For more than 25 years, DiMichele has been a strong advocate for the development of physician-researchers. Her research has focused on pediatric hematology, pediatric rare diseases, and biomedical ethics.

Mary M. Gooley Humanitarian of the Year
Chris Bombardier, MSGH, Salem, Mass.

Bombardier is the executive director of Save One Life. A highly accomplished mountaineer, he is the first person with hemophilia to climb the Seven Summits, which includes Mount Everest.

Social Worker of the Year
Lauren Dunn, MSW, Richmond, Va. 

Dunn has been a key figure in helping to pass the Skilled Nursing Facilities Access Act, creating a statewide assessment for inheritable blood and bleeding disorders.

Genetic Counselor of the Year
Kaylee Dollerschell, MS, CGC, Denver

Dollerschell provides genetic counseling services at the University of Colorado Hemophilia and Thrombosis Center, serving as the first genetic counselor at this hemophilia treatment center.

Physical Therapist of the Year
Lora Joyner, MS, PT, PCS, Pitt County, N.C.

Joyner’s impact on colleagues within the medical community, in the inheritable blood and bleeding disorders community, and with patients and families is evident to those she has worked with throughout the years.

Nurse of the Year
Jennifer Donkin, DNP, PNP, Los Angeles

Donkin has helped international patients, received numerous certifications, conducted original research, co-authored many papers, regularly volunteers with her local chapter, and is an outstanding nurse in every way.

Advocate of the Year
Julie Fredricksen Jones, Dallas

Jones has been the executive director of Texas Central Bleeding Disorders since November 2018 and has volunteered with the group since 2010 in various roles.

Physician of the Year
Doris Quon, M.D., Ph.D., Los Angeles 

Quon is a tireless advocate for her patients at the Luskin Orthopaedic Institute’s Orthopedic Hemophilia Treatment Center.
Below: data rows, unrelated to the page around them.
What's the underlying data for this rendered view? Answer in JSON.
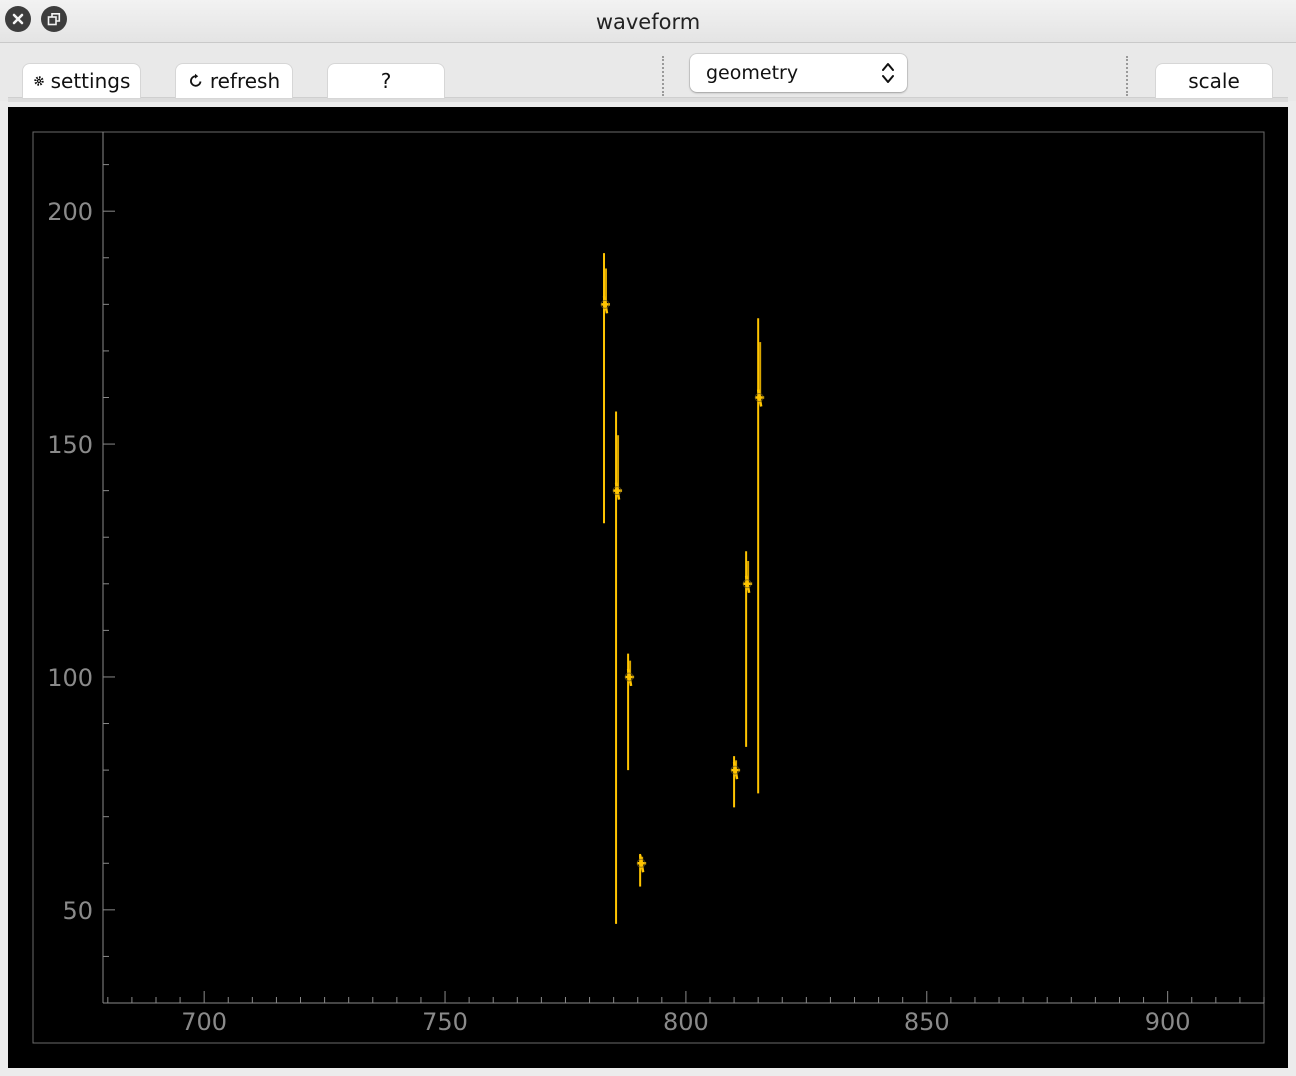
{
  "window": {
    "title": "waveform"
  },
  "toolbar": {
    "settings_label": "settings",
    "refresh_label": "refresh",
    "help_label": "?",
    "view_select": {
      "value": "geometry"
    },
    "scale_label": "scale"
  },
  "colors": {
    "trace": "#ffc400",
    "background": "#000000",
    "axis": "#8a8a8a"
  },
  "chart_data": {
    "type": "scatter",
    "title": "",
    "xlabel": "",
    "ylabel": "",
    "xlim": [
      679,
      920
    ],
    "ylim": [
      30,
      217
    ],
    "xticks": [
      700,
      750,
      800,
      850,
      900
    ],
    "yticks": [
      50,
      100,
      150,
      200
    ],
    "grid": false,
    "points": [
      {
        "x": 783,
        "y": 180,
        "low": 133,
        "high": 191
      },
      {
        "x": 785.5,
        "y": 140,
        "low": 47,
        "high": 157
      },
      {
        "x": 788,
        "y": 100,
        "low": 80,
        "high": 105
      },
      {
        "x": 790.5,
        "y": 60,
        "low": 55,
        "high": 62
      },
      {
        "x": 810,
        "y": 80,
        "low": 72,
        "high": 83
      },
      {
        "x": 812.5,
        "y": 120,
        "low": 85,
        "high": 127
      },
      {
        "x": 815,
        "y": 160,
        "low": 75,
        "high": 177
      }
    ]
  }
}
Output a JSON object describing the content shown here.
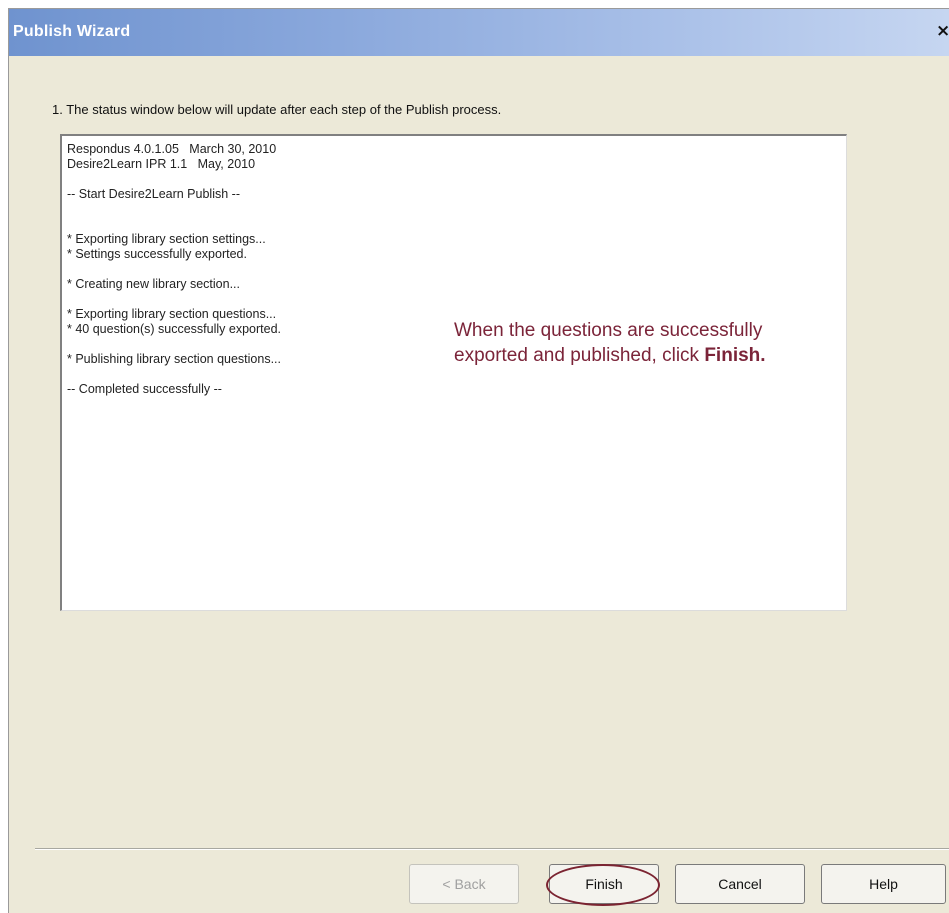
{
  "window": {
    "title": "Publish Wizard",
    "close_glyph": "×"
  },
  "instruction": "1.  The status window below will update after each step of the Publish process.",
  "status_lines": [
    "Respondus 4.0.1.05   March 30, 2010",
    "Desire2Learn IPR 1.1   May, 2010",
    "",
    "-- Start Desire2Learn Publish --",
    "",
    "",
    "* Exporting library section settings...",
    "* Settings successfully exported.",
    "",
    "* Creating new library section...",
    "",
    "* Exporting library section questions...",
    "* 40 question(s) successfully exported.",
    "",
    "* Publishing library section questions...",
    "",
    "-- Completed successfully --"
  ],
  "callout": {
    "text": "When the questions are successfully exported and published, click ",
    "emphasis": "Finish."
  },
  "buttons": {
    "back": "< Back",
    "finish": "Finish",
    "cancel": "Cancel",
    "help": "Help"
  },
  "colors": {
    "titlebar_start": "#6f93cf",
    "titlebar_end": "#c6d6f1",
    "dialog_background": "#ece9d8",
    "callout_text": "#7b2439",
    "highlight_ring": "#7b2431"
  }
}
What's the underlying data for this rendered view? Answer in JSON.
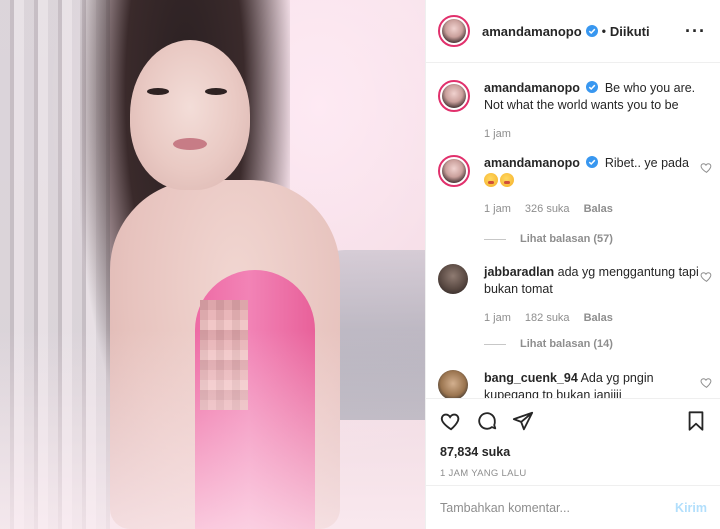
{
  "post": {
    "image_alt": "",
    "author": "amandamanopo",
    "follow_status": "Diikuti"
  },
  "caption": {
    "username": "amandamanopo",
    "text": "Be who you are. Not what the world wants you to be",
    "time": "1 jam"
  },
  "comments": [
    {
      "username": "amandamanopo",
      "text": "Ribet.. ye pada",
      "time": "1 jam",
      "likes": "326 suka",
      "reply_label": "Balas",
      "view_replies": "Lihat balasan (57)"
    },
    {
      "username": "jabbaradlan",
      "text": "ada yg menggantung tapi bukan tomat",
      "time": "1 jam",
      "likes": "182 suka",
      "reply_label": "Balas",
      "view_replies": "Lihat balasan (14)"
    },
    {
      "username": "bang_cuenk_94",
      "text": "Ada yg pngin kupegang tp bukan janjiii"
    }
  ],
  "actions": {
    "likes_count": "87,834 suka",
    "timestamp": "1 JAM YANG LALU"
  },
  "composer": {
    "placeholder": "Tambahkan komentar...",
    "submit_label": "Kirim"
  },
  "colors": {
    "story_ring": "#e1306c",
    "verified": "#3897f0",
    "send_disabled": "#b2dffc",
    "muted_text": "#8e8e8e"
  },
  "icons": {
    "header_more": "more-horizontal-icon",
    "verified": "verified-badge-icon",
    "like": "heart-icon",
    "comment": "comment-bubble-icon",
    "share": "paper-plane-icon",
    "save": "bookmark-icon"
  }
}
For more than 20 years, she has gained knowledge in product coverage and dosing to care for orthopedic patients before, during, and after surgery and throughout rehabilitation.

Chapter Volunteer of the Year
Sean Pentz, San Diego

Pentz has shown dedication to the Hemophilia Association of San Diego County’s mission and has served as a valuable resource for his local community. Pentz, who lives with hemophilia, is a longtime advocate who has loaned his voice and experience to raise awareness, advocate for policy and legislation, and educate others.

Loras Goedken Outstanding Leadership Award
Joe Mickeliunas, Omaha, Neb. 

President of the Nebraska Chapter’s advisory board, Mickeliunas has the power to change the world. As a teacher, he uses his educational skills to raise awareness of inheritable blood and bleeding disorders.

Ziggy Douglas Award for Innovation in Youth Programming
Colorado Chapter of the National Bleeding Disorders Foundation, Denver

Through educational programs and youth-led conferences, the Colorado chapter encourages connection and growth for young community members. 

Val Bias and Todd Smith Innovation in Camp Award
Camp Hot-to-Clot 
Western Pennsylvania Bleeding Disorders Foundation, Pittsburgh

This camp enriches the lives of youth with inheritable blood and bleeding disorders in Western Pennsylvania and surrounding areas through innovative camp activities and educational experiences, inclusion, empowerment, and the development of life skills.

John Indence Award
Western Pennsylvania Bleeding Disorders Foundation, Pittsburgh

This chapter put its own creative spin on the Bleeding Disorders Awareness Month theme, “Start the Conversation,” and used social media, community members, and other resources to highlight pertinent topics such as advocacy, mental health, and access to care.